Reading lines like these reminded me of a quote by Zach Wells, from a Maisonneuve interview many moons ago:

“There’s a way in which just about any poem a person writes can be interpreted as a statement of poetics. Ideally, I think, that’s actually the way it should be: i.e. poems should be the means by which a person — whether poet or reader — arrives at poetics, as opposed to poetics being the way one arrives at poems.”

I was wondering about your thoughts on this quote; on poetics coming out of poems and not vice-versa. When you come to an opinion about poetry, do you usually desire first to channel it into a poem, or a blog post, or a conversation with a friend (in Toronto or Hamilton or otherwise), or?

I think I come to ideas about poetics very slowly but then, yes, they filter through my practise in the ways you have suggested above. I absolutely love the nostalgic poems in Winter Cranes but then with this new book I am also saying nostalgia is not enough. It won’t save you. In fact, in “All Night Arcade” I mention “Nostalgia is a verdict for not living well” which ghostly echoes Leonard Cohen who said poetry was a verdict. So yes, poems are about poetics and vice-versa.

On a more practical level, with all the stacking going on in these poems (of political events, personal anecdotes, one-liner observations on society, poetics, etc.), how do you gather the individual bits together? Do you have a notebook where you keep smaller thoughts before collaging them together, or do you pull them from the ether as you write a new poem?

Sometimes I will keep lines that didn’t work in a previous poem but mainly I try to write my poems very quickly and not edit too much when I am writing. I think because I wrote so slowly for five years, I had this reservoir of images, things I needed to say, just under the surface which is why, when I “broke free”, the rest of the book was finished so quickly.

Are you writing now (and at a similar clip?), or are you going to make us wait another six years for the next book?

I have finished another manuscript already called The Book Of The Dead For Dummies which should come out with ECW Press in about two years. Again, I am writing very quickly for whatever reason. I am just following where the poems lead me.
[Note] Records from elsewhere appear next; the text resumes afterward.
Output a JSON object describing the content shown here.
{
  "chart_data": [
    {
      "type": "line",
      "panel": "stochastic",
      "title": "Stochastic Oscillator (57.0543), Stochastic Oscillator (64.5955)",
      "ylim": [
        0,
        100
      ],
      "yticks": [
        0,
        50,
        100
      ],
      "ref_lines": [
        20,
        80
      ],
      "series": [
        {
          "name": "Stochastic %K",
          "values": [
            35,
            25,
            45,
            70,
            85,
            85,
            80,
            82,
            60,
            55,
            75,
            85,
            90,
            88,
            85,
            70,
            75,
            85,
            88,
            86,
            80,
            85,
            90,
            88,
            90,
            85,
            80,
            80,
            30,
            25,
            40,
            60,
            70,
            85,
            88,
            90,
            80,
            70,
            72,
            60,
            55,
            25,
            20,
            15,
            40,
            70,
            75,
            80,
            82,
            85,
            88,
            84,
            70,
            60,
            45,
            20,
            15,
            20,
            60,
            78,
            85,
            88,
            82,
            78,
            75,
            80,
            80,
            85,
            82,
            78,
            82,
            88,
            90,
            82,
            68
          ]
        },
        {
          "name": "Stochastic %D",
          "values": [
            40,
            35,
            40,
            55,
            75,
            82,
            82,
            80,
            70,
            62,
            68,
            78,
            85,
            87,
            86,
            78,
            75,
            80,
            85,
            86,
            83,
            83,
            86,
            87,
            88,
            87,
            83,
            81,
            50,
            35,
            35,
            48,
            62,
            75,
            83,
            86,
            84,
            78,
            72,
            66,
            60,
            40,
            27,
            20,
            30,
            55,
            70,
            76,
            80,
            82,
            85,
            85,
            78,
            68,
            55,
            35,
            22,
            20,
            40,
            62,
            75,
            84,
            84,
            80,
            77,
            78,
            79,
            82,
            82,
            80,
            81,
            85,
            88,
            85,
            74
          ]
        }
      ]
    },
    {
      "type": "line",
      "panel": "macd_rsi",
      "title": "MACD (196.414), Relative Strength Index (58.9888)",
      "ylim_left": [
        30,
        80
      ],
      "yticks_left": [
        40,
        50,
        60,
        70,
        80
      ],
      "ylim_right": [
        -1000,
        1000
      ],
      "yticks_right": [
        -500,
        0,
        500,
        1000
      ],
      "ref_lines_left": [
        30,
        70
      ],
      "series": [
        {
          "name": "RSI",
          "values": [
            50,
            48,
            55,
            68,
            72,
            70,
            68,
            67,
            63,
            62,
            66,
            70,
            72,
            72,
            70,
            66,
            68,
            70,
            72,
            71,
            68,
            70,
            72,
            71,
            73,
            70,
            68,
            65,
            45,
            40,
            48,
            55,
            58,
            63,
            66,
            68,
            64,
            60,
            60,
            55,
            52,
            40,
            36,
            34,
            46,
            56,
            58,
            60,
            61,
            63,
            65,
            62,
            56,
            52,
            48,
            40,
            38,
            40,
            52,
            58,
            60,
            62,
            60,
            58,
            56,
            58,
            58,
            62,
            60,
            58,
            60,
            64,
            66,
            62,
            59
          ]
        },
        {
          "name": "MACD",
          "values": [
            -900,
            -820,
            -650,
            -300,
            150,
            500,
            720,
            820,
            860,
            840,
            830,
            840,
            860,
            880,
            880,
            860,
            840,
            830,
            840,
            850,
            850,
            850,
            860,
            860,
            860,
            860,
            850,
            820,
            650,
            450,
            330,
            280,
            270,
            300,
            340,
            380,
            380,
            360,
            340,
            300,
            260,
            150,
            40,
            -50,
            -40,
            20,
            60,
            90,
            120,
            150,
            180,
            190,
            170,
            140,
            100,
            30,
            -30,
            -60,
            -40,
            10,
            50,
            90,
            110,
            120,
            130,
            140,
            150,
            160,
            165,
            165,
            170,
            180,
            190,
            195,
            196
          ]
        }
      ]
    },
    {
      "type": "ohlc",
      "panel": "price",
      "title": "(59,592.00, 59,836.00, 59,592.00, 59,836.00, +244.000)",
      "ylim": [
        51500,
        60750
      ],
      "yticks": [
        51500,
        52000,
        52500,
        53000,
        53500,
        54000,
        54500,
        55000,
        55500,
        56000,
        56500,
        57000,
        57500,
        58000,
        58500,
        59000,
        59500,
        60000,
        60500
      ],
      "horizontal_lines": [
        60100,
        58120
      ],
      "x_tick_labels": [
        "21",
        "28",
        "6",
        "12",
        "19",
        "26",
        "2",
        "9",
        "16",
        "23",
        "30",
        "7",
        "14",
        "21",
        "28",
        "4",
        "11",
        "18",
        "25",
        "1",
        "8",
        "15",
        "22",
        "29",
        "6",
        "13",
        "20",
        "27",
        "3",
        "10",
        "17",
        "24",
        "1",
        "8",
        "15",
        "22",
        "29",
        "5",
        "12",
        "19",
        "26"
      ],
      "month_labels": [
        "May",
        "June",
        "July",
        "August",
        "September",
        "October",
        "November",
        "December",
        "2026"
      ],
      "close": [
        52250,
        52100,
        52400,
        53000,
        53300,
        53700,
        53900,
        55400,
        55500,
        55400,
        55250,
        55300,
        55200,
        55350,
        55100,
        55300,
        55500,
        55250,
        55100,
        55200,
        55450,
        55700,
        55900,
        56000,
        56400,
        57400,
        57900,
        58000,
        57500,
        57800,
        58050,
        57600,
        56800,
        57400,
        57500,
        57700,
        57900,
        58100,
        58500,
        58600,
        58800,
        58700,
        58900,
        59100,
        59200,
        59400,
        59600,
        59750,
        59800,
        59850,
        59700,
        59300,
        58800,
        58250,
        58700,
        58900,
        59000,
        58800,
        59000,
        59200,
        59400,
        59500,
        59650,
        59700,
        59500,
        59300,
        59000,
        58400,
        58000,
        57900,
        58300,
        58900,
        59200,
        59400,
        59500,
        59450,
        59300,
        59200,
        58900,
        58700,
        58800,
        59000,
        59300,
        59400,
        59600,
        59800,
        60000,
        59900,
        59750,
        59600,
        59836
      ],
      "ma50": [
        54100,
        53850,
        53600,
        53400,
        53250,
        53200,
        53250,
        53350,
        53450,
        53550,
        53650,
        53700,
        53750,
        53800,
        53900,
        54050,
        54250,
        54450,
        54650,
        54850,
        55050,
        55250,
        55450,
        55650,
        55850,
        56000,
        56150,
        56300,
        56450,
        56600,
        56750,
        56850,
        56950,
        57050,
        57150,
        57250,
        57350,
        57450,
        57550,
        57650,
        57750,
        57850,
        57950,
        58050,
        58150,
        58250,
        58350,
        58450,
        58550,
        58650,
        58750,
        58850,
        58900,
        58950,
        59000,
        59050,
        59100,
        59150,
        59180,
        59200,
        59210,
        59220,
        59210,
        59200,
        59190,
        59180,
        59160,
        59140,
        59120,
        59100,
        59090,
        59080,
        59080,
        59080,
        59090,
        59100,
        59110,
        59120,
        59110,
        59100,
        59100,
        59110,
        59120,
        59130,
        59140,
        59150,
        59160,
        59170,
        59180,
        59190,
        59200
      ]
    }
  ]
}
Buy The Cloud Versus Grand Unification Theory quick, or Chris will go and write five more books while you dawdle. You can do so at your local bookstore, or from the comfort of your home via the ECW Press website. Or, if you want to burn in the invisible fires for eternity, from Amazon.

You can read more of Rob Taylor’s interviews here.